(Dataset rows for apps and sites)
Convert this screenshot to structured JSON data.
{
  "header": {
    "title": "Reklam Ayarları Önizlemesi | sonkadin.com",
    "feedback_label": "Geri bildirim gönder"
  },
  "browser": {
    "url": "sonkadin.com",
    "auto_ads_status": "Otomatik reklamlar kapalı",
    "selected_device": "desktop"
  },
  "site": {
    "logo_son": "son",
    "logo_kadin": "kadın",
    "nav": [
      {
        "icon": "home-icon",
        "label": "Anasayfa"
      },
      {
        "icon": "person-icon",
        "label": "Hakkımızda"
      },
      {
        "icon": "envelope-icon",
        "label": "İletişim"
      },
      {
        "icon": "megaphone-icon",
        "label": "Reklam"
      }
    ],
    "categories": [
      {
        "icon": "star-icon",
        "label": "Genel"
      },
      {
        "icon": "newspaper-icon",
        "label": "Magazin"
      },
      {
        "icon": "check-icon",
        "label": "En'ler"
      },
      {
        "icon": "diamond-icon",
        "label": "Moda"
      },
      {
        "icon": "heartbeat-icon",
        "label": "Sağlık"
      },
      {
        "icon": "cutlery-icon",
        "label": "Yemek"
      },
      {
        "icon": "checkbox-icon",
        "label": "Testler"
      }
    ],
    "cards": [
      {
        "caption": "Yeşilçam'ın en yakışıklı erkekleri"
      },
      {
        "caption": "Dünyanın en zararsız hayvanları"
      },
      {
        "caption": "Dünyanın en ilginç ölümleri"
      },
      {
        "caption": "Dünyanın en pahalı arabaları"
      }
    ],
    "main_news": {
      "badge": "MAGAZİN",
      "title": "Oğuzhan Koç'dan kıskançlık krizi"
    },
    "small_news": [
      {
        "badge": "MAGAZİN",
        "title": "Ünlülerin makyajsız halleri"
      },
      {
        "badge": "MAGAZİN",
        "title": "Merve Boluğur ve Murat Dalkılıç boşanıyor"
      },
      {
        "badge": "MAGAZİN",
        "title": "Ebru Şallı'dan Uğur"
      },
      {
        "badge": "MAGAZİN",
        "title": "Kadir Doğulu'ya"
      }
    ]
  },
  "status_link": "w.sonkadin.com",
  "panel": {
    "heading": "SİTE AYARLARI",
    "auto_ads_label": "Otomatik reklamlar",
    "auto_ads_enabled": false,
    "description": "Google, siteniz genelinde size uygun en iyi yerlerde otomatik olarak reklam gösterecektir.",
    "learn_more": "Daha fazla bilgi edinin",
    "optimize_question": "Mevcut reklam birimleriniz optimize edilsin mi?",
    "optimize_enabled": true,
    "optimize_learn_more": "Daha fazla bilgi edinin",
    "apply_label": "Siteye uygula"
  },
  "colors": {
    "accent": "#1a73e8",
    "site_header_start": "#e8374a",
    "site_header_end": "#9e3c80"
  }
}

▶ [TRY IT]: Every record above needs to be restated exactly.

▶ [OUTPUT BELOW]:
Convert this screenshot to structured JSON data.
{
  "header": {
    "title": "Reklam Ayarları Önizlemesi | sonkadin.com",
    "feedback_label": "Geri bildirim gönder"
  },
  "browser": {
    "url": "sonkadin.com",
    "auto_ads_status": "Otomatik reklamlar kapalı",
    "selected_device": "desktop"
  },
  "site": {
    "logo_son": "son",
    "logo_kadin": "kadın",
    "nav": [
      {
        "icon": "home-icon",
        "label": "Anasayfa"
      },
      {
        "icon": "person-icon",
        "label": "Hakkımızda"
      },
      {
        "icon": "envelope-icon",
        "label": "İletişim"
      },
      {
        "icon": "megaphone-icon",
        "label": "Reklam"
      }
    ],
    "categories": [
      {
        "icon": "star-icon",
        "label": "Genel"
      },
      {
        "icon": "newspaper-icon",
        "label": "Magazin"
      },
      {
        "icon": "check-icon",
        "label": "En'ler"
      },
      {
        "icon": "diamond-icon",
        "label": "Moda"
      },
      {
        "icon": "heartbeat-icon",
        "label": "Sağlık"
      },
      {
        "icon": "cutlery-icon",
        "label": "Yemek"
      },
      {
        "icon": "checkbox-icon",
        "label": "Testler"
      }
    ],
    "cards": [
      {
        "caption": "Yeşilçam'ın en yakışıklı erkekleri"
      },
      {
        "caption": "Dünyanın en zararsız hayvanları"
      },
      {
        "caption": "Dünyanın en ilginç ölümleri"
      },
      {
        "caption": "Dünyanın en pahalı arabaları"
      }
    ],
    "main_news": {
      "badge": "MAGAZİN",
      "title": "Oğuzhan Koç'dan kıskançlık krizi"
    },
    "small_news": [
      {
        "badge": "MAGAZİN",
        "title": "Ünlülerin makyajsız halleri"
      },
      {
        "badge": "MAGAZİN",
        "title": "Merve Boluğur ve Murat Dalkılıç boşanıyor"
      },
      {
        "badge": "MAGAZİN",
        "title": "Ebru Şallı'dan Uğur"
      },
      {
        "badge": "MAGAZİN",
        "title": "Kadir Doğulu'ya"
      }
    ]
  },
  "status_link": "w.sonkadin.com",
  "panel": {
    "heading": "SİTE AYARLARI",
    "auto_ads_label": "Otomatik reklamlar",
    "auto_ads_enabled": false,
    "description": "Google, siteniz genelinde size uygun en iyi yerlerde otomatik olarak reklam gösterecektir.",
    "learn_more": "Daha fazla bilgi edinin",
    "optimize_question": "Mevcut reklam birimleriniz optimize edilsin mi?",
    "optimize_enabled": true,
    "optimize_learn_more": "Daha fazla bilgi edinin",
    "apply_label": "Siteye uygula"
  },
  "colors": {
    "accent": "#1a73e8",
    "site_header_start": "#e8374a",
    "site_header_end": "#9e3c80"
  }
}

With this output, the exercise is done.